• **EXERCISE DETAILS**
What this exercise needs is every entry restated as written, with no pictures.

Records contained in a dataset:
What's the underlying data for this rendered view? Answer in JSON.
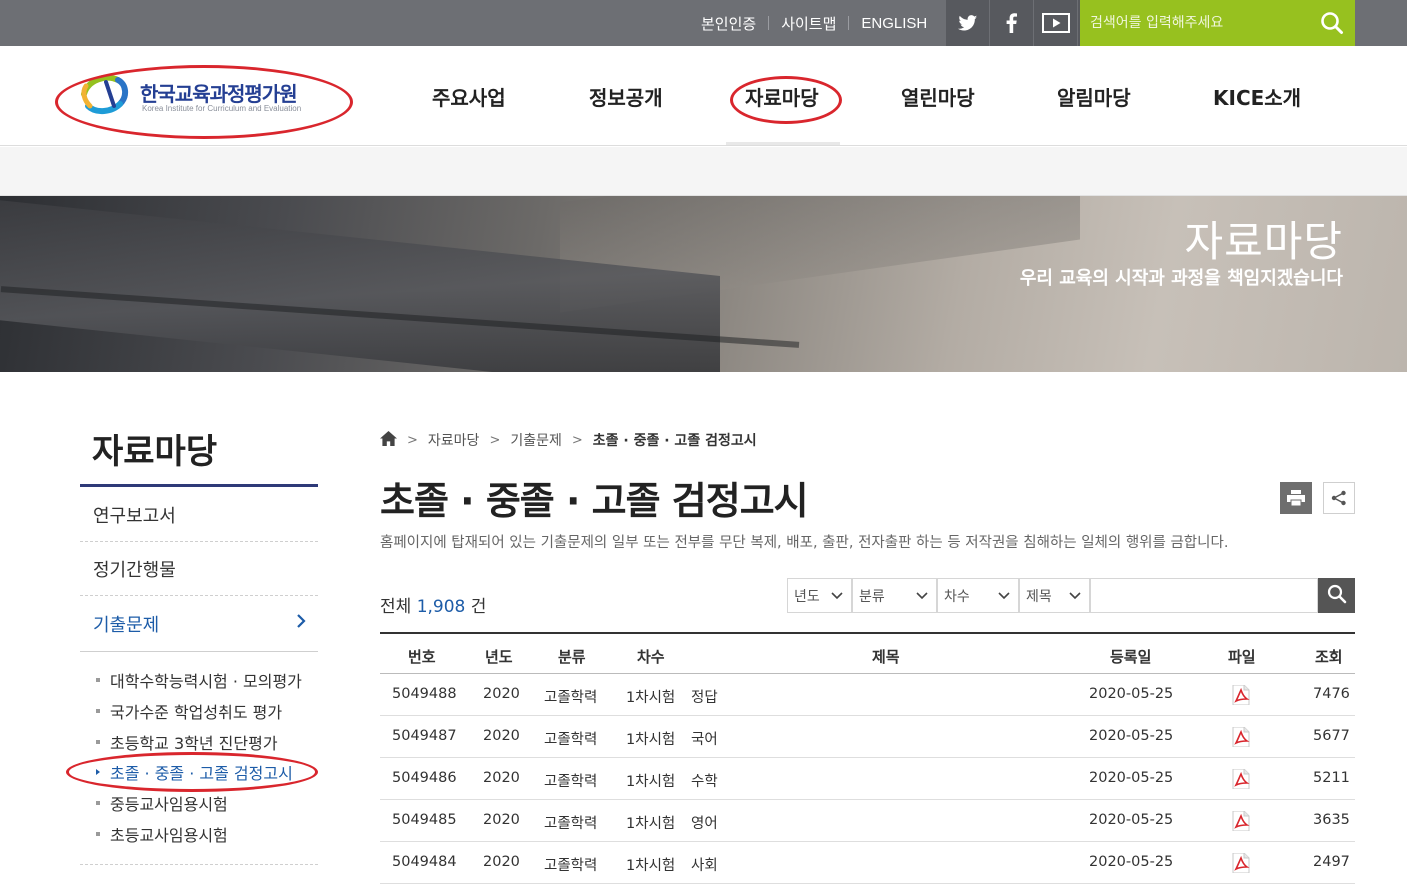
{
  "util": {
    "auth": "본인인증",
    "sitemap": "사이트맵",
    "english": "ENGLISH"
  },
  "search": {
    "placeholder": "검색어를 입력해주세요"
  },
  "logo": {
    "name": "한국교육과정평가원",
    "english": "Korea Institute for Curriculum and Evaluation"
  },
  "gnb": [
    "주요사업",
    "정보공개",
    "자료마당",
    "열린마당",
    "알림마당",
    "KICE소개"
  ],
  "hero": {
    "title": "자료마당",
    "subtitle": "우리 교육의 시작과 과정을 책임지겠습니다"
  },
  "lnb": {
    "title": "자료마당",
    "items": [
      "연구보고서",
      "정기간행물",
      "기출문제"
    ],
    "sub_items": [
      "대학수학능력시험 · 모의평가",
      "국가수준 학업성취도 평가",
      "초등학교 3학년 진단평가",
      "초졸 · 중졸 · 고졸 검정고시",
      "중등교사임용시험",
      "초등교사임용시험"
    ]
  },
  "breadcrumb": [
    "자료마당",
    "기출문제",
    "초졸 · 중졸 · 고졸 검정고시"
  ],
  "page": {
    "title": "초졸 · 중졸 · 고졸 검정고시",
    "notice": "홈페이지에 탑재되어 있는 기출문제의 일부 또는 전부를 무단 복제, 배포, 출판, 전자출판 하는 등 저작권을 침해하는 일체의 행위를 금합니다.",
    "total_prefix": "전체",
    "total_count": "1,908",
    "total_suffix": "건"
  },
  "filters": [
    "년도",
    "분류",
    "차수",
    "제목"
  ],
  "table": {
    "headers": [
      "번호",
      "년도",
      "분류",
      "차수",
      "제목",
      "등록일",
      "파일",
      "조회"
    ],
    "rows": [
      {
        "no": "5049488",
        "year": "2020",
        "category": "고졸학력",
        "round": "1차시험",
        "title": "정답",
        "date": "2020-05-25",
        "views": "7476"
      },
      {
        "no": "5049487",
        "year": "2020",
        "category": "고졸학력",
        "round": "1차시험",
        "title": "국어",
        "date": "2020-05-25",
        "views": "5677"
      },
      {
        "no": "5049486",
        "year": "2020",
        "category": "고졸학력",
        "round": "1차시험",
        "title": "수학",
        "date": "2020-05-25",
        "views": "5211"
      },
      {
        "no": "5049485",
        "year": "2020",
        "category": "고졸학력",
        "round": "1차시험",
        "title": "영어",
        "date": "2020-05-25",
        "views": "3635"
      },
      {
        "no": "5049484",
        "year": "2020",
        "category": "고졸학력",
        "round": "1차시험",
        "title": "사회",
        "date": "2020-05-25",
        "views": "2497"
      }
    ]
  },
  "icons": [
    "twitter-icon",
    "facebook-icon",
    "youtube-icon",
    "search-icon",
    "home-icon",
    "print-icon",
    "share-icon",
    "pdf-icon",
    "chevron-right-icon"
  ],
  "colors": {
    "accent": "#1d5ca8",
    "search_bar": "#97c11f",
    "highlight_ring": "#d9262d"
  }
}
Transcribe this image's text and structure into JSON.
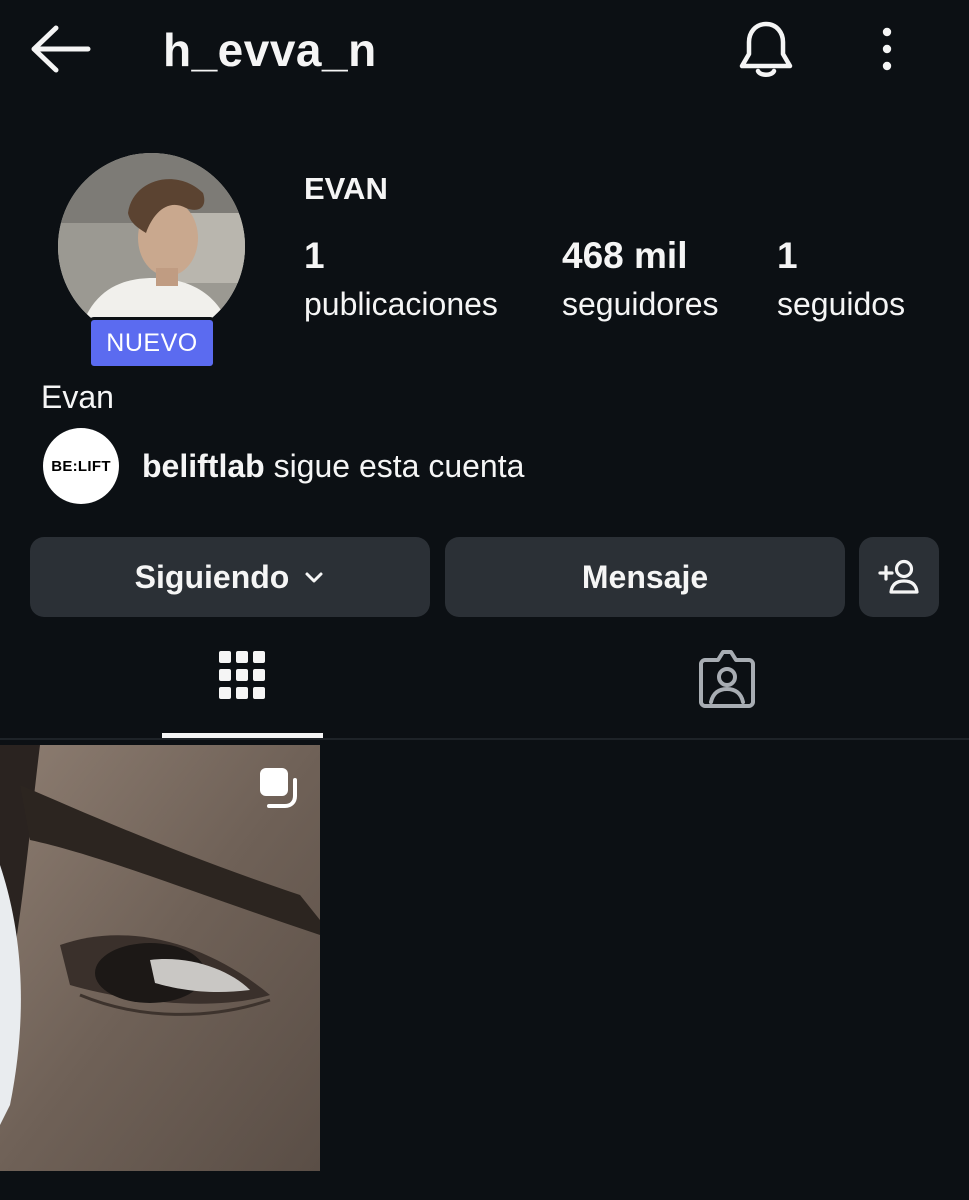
{
  "header": {
    "username": "h_evva_n",
    "back_icon": "arrow-left-icon",
    "notifications_icon": "bell-icon",
    "more_icon": "more-vertical-icon"
  },
  "profile": {
    "badge": "NUEVO",
    "display_name": "EVAN",
    "bio_name": "Evan",
    "stats": [
      {
        "value": "1",
        "label": "publicaciones"
      },
      {
        "value": "468 mil",
        "label": "seguidores"
      },
      {
        "value": "1",
        "label": "seguidos"
      }
    ],
    "followed_by": {
      "logo_text": "BE:LIFT",
      "account": "beliftlab",
      "text": " sigue esta cuenta"
    }
  },
  "actions": {
    "following_label": "Siguiendo",
    "message_label": "Mensaje",
    "add_person_icon": "add-person-icon"
  },
  "tabs": [
    {
      "name": "posts-grid",
      "icon": "grid-icon",
      "active": true
    },
    {
      "name": "tagged",
      "icon": "tagged-person-icon",
      "active": false
    }
  ],
  "colors": {
    "background": "#0c1014",
    "button": "#2b3036",
    "badge": "#5b6bf0",
    "text": "#f5f5f5"
  }
}
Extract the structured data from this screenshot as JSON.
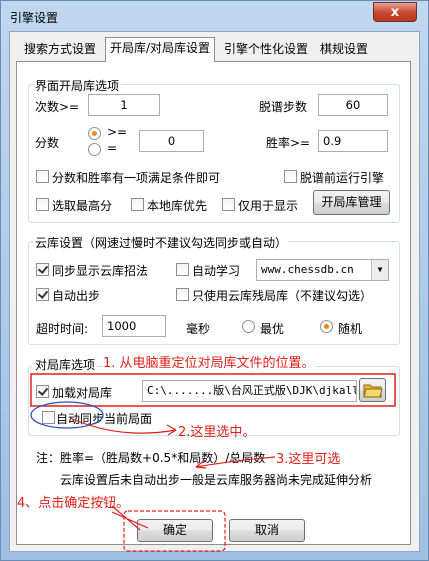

• **SOLUTION TO THE PROBLEM**
What's the underlying data for this rendered view? Answer in JSON.
{
  "util": {
    "auth": "본인인증",
    "sitemap": "사이트맵",
    "english": "ENGLISH"
  },
  "search": {
    "placeholder": "검색어를 입력해주세요"
  },
  "logo": {
    "name": "한국교육과정평가원",
    "english": "Korea Institute for Curriculum and Evaluation"
  },
  "gnb": [
    "주요사업",
    "정보공개",
    "자료마당",
    "열린마당",
    "알림마당",
    "KICE소개"
  ],
  "hero": {
    "title": "자료마당",
    "subtitle": "우리 교육의 시작과 과정을 책임지겠습니다"
  },
  "lnb": {
    "title": "자료마당",
    "items": [
      "연구보고서",
      "정기간행물",
      "기출문제"
    ],
    "sub_items": [
      "대학수학능력시험 · 모의평가",
      "국가수준 학업성취도 평가",
      "초등학교 3학년 진단평가",
      "초졸 · 중졸 · 고졸 검정고시",
      "중등교사임용시험",
      "초등교사임용시험"
    ]
  },
  "breadcrumb": [
    "자료마당",
    "기출문제",
    "초졸 · 중졸 · 고졸 검정고시"
  ],
  "page": {
    "title": "초졸 · 중졸 · 고졸 검정고시",
    "notice": "홈페이지에 탑재되어 있는 기출문제의 일부 또는 전부를 무단 복제, 배포, 출판, 전자출판 하는 등 저작권을 침해하는 일체의 행위를 금합니다.",
    "total_prefix": "전체",
    "total_count": "1,908",
    "total_suffix": "건"
  },
  "filters": [
    "년도",
    "분류",
    "차수",
    "제목"
  ],
  "table": {
    "headers": [
      "번호",
      "년도",
      "분류",
      "차수",
      "제목",
      "등록일",
      "파일",
      "조회"
    ],
    "rows": [
      {
        "no": "5049488",
        "year": "2020",
        "category": "고졸학력",
        "round": "1차시험",
        "title": "정답",
        "date": "2020-05-25",
        "views": "7476"
      },
      {
        "no": "5049487",
        "year": "2020",
        "category": "고졸학력",
        "round": "1차시험",
        "title": "국어",
        "date": "2020-05-25",
        "views": "5677"
      },
      {
        "no": "5049486",
        "year": "2020",
        "category": "고졸학력",
        "round": "1차시험",
        "title": "수학",
        "date": "2020-05-25",
        "views": "5211"
      },
      {
        "no": "5049485",
        "year": "2020",
        "category": "고졸학력",
        "round": "1차시험",
        "title": "영어",
        "date": "2020-05-25",
        "views": "3635"
      },
      {
        "no": "5049484",
        "year": "2020",
        "category": "고졸학력",
        "round": "1차시험",
        "title": "사회",
        "date": "2020-05-25",
        "views": "2497"
      }
    ]
  },
  "icons": [
    "twitter-icon",
    "facebook-icon",
    "youtube-icon",
    "search-icon",
    "home-icon",
    "print-icon",
    "share-icon",
    "pdf-icon",
    "chevron-right-icon"
  ],
  "colors": {
    "accent": "#1d5ca8",
    "search_bar": "#97c11f",
    "highlight_ring": "#d9262d"
  }
}
Transcribe this image's text and structure into JSON.
{
  "header": {
    "username": "h_evva_n",
    "back_icon": "arrow-left-icon",
    "notifications_icon": "bell-icon",
    "more_icon": "more-vertical-icon"
  },
  "profile": {
    "badge": "NUEVO",
    "display_name": "EVAN",
    "bio_name": "Evan",
    "stats": [
      {
        "value": "1",
        "label": "publicaciones"
      },
      {
        "value": "468 mil",
        "label": "seguidores"
      },
      {
        "value": "1",
        "label": "seguidos"
      }
    ],
    "followed_by": {
      "logo_text": "BE:LIFT",
      "account": "beliftlab",
      "text": " sigue esta cuenta"
    }
  },
  "actions": {
    "following_label": "Siguiendo",
    "message_label": "Mensaje",
    "add_person_icon": "add-person-icon"
  },
  "tabs": [
    {
      "name": "posts-grid",
      "icon": "grid-icon",
      "active": true
    },
    {
      "name": "tagged",
      "icon": "tagged-person-icon",
      "active": false
    }
  ],
  "colors": {
    "background": "#0c1014",
    "button": "#2b3036",
    "badge": "#5b6bf0",
    "text": "#f5f5f5"
  }
}
Extract the structured data from this screenshot as JSON.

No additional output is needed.